4. Disk utilization
Disk utilization is a measure of the amount of data that is being written to disk, read from disk, and written to and read from both. It's important to note that these measures can be different for each kind of file system:
For example, if your application writes an image file every day for an hour and then reads it back again every day for an hour, you would expect a high rate of change in what's called "average access time" because there's so much activity happening at once. However, There are other factors affecting this number besides just how many times you've accessed something—for example if you're using SSDs instead of spinning disks but still have plenty of capacity on those drives (like with most modern deployments), then overall performance could improve even though individual accesses may not be getting faster as quickly as they used too.
5. Memory Utilization
Memory utilization is the amount of memory in use by your system. It's a useful metric because it can help you determine whether your computer has enough free space for other things, like files and programs. The higher your memory utilization rate, the more likely it is that you're running out of RAM—and if so, how much?

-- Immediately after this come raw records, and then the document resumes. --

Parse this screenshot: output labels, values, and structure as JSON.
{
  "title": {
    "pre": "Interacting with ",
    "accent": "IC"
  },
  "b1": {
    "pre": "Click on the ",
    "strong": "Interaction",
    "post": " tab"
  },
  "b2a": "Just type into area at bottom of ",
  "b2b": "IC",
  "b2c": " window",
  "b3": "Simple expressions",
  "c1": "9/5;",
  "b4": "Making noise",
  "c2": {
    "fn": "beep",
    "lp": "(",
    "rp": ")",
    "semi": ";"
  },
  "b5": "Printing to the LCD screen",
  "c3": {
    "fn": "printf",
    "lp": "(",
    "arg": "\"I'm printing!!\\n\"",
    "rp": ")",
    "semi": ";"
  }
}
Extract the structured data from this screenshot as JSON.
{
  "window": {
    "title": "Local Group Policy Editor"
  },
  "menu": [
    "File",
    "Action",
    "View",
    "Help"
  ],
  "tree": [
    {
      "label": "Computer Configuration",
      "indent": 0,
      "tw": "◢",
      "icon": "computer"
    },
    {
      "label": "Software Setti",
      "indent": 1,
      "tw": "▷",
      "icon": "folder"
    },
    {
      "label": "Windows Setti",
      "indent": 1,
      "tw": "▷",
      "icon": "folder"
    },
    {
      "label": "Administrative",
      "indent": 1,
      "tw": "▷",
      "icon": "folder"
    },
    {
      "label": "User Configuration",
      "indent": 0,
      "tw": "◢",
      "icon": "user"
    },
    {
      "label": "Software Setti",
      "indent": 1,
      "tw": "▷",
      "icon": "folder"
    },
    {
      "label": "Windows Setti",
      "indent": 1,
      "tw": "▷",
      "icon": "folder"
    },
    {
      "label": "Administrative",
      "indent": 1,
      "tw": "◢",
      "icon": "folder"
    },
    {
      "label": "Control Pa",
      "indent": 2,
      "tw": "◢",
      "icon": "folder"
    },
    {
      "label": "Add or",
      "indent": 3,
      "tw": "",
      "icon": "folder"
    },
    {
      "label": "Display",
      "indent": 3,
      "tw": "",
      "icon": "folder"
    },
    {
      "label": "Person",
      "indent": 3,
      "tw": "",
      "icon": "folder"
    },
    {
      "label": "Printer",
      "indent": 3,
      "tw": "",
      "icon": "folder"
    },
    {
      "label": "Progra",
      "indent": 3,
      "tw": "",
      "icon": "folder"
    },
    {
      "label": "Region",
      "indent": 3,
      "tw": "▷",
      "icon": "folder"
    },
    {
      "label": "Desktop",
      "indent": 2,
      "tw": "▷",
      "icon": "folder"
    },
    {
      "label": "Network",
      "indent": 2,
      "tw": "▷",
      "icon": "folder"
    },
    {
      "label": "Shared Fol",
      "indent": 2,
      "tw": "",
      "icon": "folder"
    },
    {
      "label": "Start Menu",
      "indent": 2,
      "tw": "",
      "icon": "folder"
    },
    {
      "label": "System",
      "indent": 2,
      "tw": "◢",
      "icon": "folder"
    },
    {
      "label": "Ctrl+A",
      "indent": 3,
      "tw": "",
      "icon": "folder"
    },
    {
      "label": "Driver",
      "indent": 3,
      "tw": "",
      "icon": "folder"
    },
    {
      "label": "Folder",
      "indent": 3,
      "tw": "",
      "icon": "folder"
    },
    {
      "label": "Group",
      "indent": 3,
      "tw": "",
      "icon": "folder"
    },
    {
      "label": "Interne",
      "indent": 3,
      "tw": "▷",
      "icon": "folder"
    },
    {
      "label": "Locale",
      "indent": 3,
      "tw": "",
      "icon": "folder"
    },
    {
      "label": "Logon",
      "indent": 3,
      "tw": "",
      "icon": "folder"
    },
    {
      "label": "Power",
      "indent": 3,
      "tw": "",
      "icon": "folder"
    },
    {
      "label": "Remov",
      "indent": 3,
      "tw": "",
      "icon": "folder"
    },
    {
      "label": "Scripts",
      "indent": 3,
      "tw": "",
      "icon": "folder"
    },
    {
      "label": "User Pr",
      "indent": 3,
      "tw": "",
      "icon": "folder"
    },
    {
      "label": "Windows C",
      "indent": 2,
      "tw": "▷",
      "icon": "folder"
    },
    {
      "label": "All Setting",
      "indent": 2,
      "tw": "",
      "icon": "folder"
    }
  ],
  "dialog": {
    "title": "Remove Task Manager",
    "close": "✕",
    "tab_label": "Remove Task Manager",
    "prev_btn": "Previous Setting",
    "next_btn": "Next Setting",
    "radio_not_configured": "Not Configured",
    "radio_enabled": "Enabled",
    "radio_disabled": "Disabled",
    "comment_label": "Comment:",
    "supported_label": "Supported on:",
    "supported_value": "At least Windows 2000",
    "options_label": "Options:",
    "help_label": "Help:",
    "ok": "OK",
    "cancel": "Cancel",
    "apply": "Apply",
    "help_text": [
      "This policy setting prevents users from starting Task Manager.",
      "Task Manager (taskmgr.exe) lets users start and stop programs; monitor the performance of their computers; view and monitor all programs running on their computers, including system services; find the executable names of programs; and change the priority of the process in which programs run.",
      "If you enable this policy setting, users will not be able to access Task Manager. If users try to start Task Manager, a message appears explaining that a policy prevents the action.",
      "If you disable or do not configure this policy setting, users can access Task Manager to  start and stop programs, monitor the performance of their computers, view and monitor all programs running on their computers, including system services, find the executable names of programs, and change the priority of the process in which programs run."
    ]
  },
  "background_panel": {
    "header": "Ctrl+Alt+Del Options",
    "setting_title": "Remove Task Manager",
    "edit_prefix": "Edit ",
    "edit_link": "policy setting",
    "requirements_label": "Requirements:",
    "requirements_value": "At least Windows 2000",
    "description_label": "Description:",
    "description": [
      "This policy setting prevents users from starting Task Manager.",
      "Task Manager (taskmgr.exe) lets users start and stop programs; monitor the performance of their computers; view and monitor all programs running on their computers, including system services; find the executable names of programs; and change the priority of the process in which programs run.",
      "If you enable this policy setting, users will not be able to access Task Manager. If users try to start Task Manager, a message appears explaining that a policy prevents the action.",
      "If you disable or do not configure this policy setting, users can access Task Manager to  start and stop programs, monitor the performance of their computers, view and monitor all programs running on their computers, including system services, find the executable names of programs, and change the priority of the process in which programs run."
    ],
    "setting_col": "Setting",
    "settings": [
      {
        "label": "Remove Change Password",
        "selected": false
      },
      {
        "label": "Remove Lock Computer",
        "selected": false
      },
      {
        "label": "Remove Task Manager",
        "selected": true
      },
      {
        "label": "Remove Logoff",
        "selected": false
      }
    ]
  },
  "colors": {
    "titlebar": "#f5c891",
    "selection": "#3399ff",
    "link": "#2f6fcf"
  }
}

In general, a healthy user should see their computer's RAM usage at just under 50%. If this isn't happening for you or if there are spikes above 60%, then it might be time to add additional memory (or perhaps even swap out some old hardware). You'll want to keep an eye on this number since increasing it will slow down any future growth in performance while reducing costs associated with upgrading hardware components like hard drives or batteries on laptops/notebooks without sacrificing usability!
If you want to get a useful and powerful tool to monitor the performance metrics and improve the performance of your system, here PerfDog will be helpful. It is a performance monitoring tool that provides real-time feedback on the performance of your system. It is an excellent tool for anyone who wants to learn about performance metrics and optimize the performance of their system. The tool's user-friendly interface makes it easy to use and understand, and it provides detailed performance metrics that can help you identify any bottlenecks or issues that may be impacting your system's performance.
Before we conclude the topic of "what are performance metrics," in our post, it can be stated that the most important metrics to track are the ones that will help you understand how your software is performing. If you're testing a system in production, this might include things like speed and latency, but if you're testing an application that has been created from scratch (like a mobile app or website), then it's more likely to be things like user experience satisfaction and customer satisfaction ratings.